The recent decision by the Federal Railroad Administration, in concert with Amtrak and the state, to abandon the old West Baltimore rail tunnel, now breathes new life into all these concepts. They are also fed by the urgent need to stimulate new growth and optimism for the future of West Baltimore.


  1. Are the CSX tracks even in use? It looks like they just dead end at Monroe Street, where they would have continued through the B&P Tunnel

    1. You are correct - I just checked it on Google Earth. Given that, I'd guess the track on the entire little connector between the Western Maryland to Amtrak line has fallen into disrepair. It wouldn't be too terribly difficult to restore it if anyone wanted to, which could conceivably be part of some kind of detour while the Howard Street CSX tunnel is being enlarged (I'm really grasping at straws here).
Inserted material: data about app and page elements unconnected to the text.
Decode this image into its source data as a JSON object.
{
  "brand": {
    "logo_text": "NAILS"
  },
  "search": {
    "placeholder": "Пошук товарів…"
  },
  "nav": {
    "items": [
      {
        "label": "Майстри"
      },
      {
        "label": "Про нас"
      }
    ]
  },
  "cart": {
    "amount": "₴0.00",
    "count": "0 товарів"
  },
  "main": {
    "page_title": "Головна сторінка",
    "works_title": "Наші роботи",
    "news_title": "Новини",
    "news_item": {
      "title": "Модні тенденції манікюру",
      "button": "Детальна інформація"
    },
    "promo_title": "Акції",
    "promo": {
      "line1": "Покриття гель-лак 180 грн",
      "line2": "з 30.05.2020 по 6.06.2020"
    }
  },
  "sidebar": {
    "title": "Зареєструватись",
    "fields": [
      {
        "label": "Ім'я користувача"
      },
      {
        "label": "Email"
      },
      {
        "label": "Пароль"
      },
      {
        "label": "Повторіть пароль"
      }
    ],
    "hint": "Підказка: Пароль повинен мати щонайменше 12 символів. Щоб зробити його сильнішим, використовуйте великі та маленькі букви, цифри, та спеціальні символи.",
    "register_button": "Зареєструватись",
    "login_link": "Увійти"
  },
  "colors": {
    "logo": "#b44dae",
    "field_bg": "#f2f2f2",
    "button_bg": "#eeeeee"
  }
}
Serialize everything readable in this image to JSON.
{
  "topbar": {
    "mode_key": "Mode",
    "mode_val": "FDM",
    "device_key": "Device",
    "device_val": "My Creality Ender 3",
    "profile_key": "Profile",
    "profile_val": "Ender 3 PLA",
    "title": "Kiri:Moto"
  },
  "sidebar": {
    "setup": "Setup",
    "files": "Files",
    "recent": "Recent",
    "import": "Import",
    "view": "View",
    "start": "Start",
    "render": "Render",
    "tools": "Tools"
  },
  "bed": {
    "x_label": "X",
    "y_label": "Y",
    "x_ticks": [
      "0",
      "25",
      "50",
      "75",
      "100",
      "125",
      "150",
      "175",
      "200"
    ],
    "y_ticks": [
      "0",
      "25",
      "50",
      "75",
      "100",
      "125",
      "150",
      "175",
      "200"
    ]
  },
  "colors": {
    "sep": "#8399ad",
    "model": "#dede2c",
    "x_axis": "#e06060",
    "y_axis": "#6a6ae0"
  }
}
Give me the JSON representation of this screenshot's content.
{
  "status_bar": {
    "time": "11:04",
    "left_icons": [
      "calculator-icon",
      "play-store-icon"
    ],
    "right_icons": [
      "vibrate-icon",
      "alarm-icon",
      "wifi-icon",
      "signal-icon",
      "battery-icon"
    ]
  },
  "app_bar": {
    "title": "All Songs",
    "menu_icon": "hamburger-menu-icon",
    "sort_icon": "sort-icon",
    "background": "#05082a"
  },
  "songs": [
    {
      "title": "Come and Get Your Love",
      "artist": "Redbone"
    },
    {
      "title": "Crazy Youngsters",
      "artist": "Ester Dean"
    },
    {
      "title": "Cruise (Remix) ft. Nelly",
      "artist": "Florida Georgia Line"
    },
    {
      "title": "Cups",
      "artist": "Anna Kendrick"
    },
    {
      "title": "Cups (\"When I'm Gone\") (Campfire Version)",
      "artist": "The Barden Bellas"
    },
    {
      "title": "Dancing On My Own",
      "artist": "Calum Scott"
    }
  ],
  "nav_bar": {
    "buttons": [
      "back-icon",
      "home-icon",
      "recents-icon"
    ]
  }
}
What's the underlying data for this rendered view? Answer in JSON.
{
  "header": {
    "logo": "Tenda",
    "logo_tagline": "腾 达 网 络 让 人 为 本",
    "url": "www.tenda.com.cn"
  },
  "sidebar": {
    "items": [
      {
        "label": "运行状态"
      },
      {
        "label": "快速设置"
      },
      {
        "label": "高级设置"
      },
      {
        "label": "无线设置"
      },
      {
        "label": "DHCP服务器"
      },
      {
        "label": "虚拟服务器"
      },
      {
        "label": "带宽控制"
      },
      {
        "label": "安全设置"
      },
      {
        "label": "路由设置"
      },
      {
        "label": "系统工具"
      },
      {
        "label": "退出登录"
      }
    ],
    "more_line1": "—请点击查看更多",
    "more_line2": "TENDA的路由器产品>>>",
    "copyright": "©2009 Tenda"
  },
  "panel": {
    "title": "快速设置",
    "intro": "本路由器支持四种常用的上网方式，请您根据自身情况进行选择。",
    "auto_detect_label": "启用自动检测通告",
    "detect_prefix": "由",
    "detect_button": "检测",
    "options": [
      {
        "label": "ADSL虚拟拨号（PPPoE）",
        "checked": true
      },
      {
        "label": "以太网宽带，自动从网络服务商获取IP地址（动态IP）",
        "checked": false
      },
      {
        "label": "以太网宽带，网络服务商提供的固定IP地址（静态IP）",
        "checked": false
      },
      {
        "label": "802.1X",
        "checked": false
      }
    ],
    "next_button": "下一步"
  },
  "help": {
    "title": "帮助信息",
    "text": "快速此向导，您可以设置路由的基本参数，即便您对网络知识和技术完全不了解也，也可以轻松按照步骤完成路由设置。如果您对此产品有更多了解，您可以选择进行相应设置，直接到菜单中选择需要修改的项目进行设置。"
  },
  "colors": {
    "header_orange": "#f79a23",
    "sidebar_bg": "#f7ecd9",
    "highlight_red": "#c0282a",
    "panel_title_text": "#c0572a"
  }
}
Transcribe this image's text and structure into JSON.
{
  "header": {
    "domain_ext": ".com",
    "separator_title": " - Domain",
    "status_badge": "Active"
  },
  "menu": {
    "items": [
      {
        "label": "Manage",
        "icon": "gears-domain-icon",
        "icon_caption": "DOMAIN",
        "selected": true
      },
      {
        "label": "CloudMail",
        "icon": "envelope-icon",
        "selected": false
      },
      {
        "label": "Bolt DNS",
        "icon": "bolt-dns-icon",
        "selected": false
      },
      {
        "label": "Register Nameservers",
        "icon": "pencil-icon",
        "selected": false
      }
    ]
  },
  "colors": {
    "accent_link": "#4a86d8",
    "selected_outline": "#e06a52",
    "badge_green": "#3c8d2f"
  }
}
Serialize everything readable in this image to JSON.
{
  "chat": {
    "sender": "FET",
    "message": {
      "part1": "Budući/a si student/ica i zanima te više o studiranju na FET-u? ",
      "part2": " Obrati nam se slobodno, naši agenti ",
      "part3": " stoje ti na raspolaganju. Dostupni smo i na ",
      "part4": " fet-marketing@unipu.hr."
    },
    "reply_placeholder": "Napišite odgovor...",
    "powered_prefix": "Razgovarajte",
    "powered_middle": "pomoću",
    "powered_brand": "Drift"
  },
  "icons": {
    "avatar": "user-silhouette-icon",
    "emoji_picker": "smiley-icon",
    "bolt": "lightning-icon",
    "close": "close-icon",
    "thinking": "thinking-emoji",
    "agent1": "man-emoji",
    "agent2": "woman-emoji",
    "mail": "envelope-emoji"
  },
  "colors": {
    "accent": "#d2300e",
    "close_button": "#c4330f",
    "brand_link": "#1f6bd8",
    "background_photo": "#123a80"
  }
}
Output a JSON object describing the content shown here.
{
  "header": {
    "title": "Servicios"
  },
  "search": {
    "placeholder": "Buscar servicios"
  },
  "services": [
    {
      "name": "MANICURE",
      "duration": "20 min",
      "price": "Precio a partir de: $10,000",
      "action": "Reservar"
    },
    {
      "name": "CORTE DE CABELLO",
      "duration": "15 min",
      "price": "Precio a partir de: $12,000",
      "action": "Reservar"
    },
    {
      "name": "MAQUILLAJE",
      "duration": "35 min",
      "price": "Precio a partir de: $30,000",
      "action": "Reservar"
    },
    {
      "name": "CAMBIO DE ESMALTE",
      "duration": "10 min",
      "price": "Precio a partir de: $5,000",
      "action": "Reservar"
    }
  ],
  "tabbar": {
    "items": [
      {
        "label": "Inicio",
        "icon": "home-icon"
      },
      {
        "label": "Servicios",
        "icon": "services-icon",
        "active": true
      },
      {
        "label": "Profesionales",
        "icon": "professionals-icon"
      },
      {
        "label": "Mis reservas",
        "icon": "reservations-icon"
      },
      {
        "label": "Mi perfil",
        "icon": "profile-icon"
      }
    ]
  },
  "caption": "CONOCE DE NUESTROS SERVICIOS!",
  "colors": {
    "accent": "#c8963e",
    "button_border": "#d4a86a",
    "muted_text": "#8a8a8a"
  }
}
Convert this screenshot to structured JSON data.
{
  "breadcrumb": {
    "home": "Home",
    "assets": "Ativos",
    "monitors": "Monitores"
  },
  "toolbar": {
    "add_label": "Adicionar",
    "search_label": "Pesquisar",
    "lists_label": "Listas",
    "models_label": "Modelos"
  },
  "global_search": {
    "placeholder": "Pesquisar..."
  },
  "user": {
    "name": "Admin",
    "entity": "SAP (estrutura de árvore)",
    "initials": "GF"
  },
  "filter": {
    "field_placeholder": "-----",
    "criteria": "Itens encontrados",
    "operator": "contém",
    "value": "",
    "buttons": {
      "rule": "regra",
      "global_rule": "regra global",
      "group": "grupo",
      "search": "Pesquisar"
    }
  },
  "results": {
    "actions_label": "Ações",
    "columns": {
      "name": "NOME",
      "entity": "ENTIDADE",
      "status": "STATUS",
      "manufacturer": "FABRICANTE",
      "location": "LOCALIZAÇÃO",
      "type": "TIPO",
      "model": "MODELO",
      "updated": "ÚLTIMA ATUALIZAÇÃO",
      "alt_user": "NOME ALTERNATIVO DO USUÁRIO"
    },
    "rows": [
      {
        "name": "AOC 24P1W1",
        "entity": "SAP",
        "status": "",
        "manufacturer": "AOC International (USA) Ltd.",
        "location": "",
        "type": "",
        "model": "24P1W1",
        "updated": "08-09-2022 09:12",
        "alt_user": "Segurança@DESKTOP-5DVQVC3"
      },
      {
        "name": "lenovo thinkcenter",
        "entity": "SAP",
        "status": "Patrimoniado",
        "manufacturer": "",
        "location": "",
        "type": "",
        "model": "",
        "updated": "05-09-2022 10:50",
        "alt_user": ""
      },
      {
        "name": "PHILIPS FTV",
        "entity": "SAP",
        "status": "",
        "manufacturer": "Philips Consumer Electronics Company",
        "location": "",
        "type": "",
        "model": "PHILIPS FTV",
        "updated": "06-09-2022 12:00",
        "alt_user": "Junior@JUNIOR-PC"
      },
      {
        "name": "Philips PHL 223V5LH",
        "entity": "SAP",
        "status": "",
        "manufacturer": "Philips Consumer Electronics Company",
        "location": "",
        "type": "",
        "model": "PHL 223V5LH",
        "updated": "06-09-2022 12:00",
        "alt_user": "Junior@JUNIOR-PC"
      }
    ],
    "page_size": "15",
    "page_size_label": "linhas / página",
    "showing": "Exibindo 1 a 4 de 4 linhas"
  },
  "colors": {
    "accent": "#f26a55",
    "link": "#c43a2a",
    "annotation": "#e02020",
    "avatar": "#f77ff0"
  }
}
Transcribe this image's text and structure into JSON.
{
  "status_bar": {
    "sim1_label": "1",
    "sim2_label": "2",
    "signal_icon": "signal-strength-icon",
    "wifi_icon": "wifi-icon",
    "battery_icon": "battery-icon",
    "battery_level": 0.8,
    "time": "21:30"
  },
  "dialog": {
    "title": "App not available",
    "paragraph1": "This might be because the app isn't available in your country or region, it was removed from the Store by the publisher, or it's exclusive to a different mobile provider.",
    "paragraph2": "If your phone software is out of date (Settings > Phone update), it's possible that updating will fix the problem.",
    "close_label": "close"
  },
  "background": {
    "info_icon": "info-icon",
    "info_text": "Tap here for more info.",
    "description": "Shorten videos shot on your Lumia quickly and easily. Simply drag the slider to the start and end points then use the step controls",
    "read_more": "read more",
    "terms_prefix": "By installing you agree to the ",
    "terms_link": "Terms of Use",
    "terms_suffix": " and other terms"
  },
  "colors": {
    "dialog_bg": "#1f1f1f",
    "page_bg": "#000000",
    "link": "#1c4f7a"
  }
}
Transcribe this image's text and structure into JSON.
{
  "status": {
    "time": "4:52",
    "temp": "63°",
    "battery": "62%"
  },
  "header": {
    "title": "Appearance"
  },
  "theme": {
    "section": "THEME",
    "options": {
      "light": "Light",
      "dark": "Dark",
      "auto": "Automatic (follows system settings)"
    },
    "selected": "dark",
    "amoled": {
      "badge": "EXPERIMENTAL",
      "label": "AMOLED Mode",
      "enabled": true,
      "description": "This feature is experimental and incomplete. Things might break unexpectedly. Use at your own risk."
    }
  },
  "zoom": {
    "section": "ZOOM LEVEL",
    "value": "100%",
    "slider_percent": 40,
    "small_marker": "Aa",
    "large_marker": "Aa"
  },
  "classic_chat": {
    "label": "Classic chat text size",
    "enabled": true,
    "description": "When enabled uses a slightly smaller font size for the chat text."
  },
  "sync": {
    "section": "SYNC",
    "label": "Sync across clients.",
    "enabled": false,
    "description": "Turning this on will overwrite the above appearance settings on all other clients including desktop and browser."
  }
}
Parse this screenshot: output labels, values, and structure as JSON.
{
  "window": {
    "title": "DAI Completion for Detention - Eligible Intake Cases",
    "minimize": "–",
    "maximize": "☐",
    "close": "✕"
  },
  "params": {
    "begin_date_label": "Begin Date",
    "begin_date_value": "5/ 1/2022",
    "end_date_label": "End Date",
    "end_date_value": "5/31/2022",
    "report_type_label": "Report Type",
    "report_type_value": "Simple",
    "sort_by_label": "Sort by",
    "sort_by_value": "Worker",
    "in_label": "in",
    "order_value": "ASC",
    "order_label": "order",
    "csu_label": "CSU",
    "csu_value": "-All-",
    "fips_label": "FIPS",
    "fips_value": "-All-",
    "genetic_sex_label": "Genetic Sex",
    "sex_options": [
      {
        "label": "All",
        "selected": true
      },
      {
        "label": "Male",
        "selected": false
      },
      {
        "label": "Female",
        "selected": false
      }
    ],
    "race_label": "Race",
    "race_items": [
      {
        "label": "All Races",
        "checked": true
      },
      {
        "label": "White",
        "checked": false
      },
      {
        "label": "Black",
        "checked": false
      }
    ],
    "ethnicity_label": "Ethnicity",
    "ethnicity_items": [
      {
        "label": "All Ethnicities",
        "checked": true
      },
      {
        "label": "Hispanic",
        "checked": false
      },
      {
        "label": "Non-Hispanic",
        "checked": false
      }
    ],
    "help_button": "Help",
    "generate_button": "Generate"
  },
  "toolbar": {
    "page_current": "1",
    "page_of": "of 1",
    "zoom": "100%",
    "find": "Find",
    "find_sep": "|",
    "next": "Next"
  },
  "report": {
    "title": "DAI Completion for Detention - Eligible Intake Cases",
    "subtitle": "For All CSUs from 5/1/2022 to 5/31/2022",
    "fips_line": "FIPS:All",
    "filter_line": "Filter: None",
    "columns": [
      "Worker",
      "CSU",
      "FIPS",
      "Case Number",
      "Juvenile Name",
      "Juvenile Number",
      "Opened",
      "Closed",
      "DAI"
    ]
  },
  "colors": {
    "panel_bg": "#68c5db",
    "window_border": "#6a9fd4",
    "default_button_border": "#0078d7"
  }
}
      I also doubt this option would ever be chosen for MARC service, but I thought I should mention it anyway.

      While I'm at it, here's another aside: Not many years ago, the MTA actually proposed to run MARC service thru the Howard Street tunnel up to 26th Street in Charles Village. If by some remote chance that wasn't already dead, I'd guess it's dead now that the Howard Street tunnel is to be rehabbed for freight.

  2. I've wondered if DMU cars could be used on the western maryland line on the northwest, as there is a need for it. And have a connection to the subway, around Mondawmin.
    The connection to the Penn line to penn station (and at one time, western maryland's hillen station) has a gravel plant in the way, now. I can't imagine the connection could be restored, with the new alignment in the way.
    I remember the pink route, on the MTA 2002 plan, and wondered what would become of it.
    That would be more suited for EMU/DMU, not locomotive hauled trains, which is what we're stuck with, the next 20 years.

    I recall the plan to have MARC service through Howard tunnel. It seemed a little redundant to me, as it closely parallels the Penn Line, north of the city.

    1. Thanks, David. You've outgeeked me here, so I had to look up that DMU stands for Diesel Multiple Unit train. I guess you're probably talking about service up to Westminster. The Western Maryland tracks don't go too close to Mondawmin, so I think that's out. Also, I wouldn't think folks would want the smell of diesel trains through the B&P tunnel if there are stations there, so that might be out. I'm just thinking out loud here.

      So maybe such a MARC line would be would be Westminster to the Reisterstown Plaza Metro Station. But I also just saw that Carroll County's population did not go up last year. Maybe suburban sprawl is finally abating.

      But in the planning biz, you can fit any square peg into any round hole if you're willing to pay for it. A gravel plant? I think that's pretty low on the land use food chain.

      What you're calling the "Pink route" in the 2002 MTA rail plan on the Amtrak tracks was actually the "Purple line". I've got an original hard copy of the report. The color may have changed in the digitization.

  3. So is there an estimate for how much it would cost to rehabilitate the existing tunnel, which if I recall was built in the 1870's and suffers from water intrusion?

    1. No, the Environmental Impact Statement does not have a cost estimate for the rehabilitation of the existing tunnel because that alternative was rejected before getting to that stage, for the main reason that the entire line would have to be shut down for up to several years to do such a rehab. That would no longer be a problem if the existing tunnel was only used for local service.

      By the way, I just discovered that the link to the project "Record of Decision" above in the second paragraph was dead so I just fixed it. But I should probably just refer to the project's home page, which I doubt that they'll change - http://www.bptunnel.com/

      You can get to the various project documents from there if you're interested.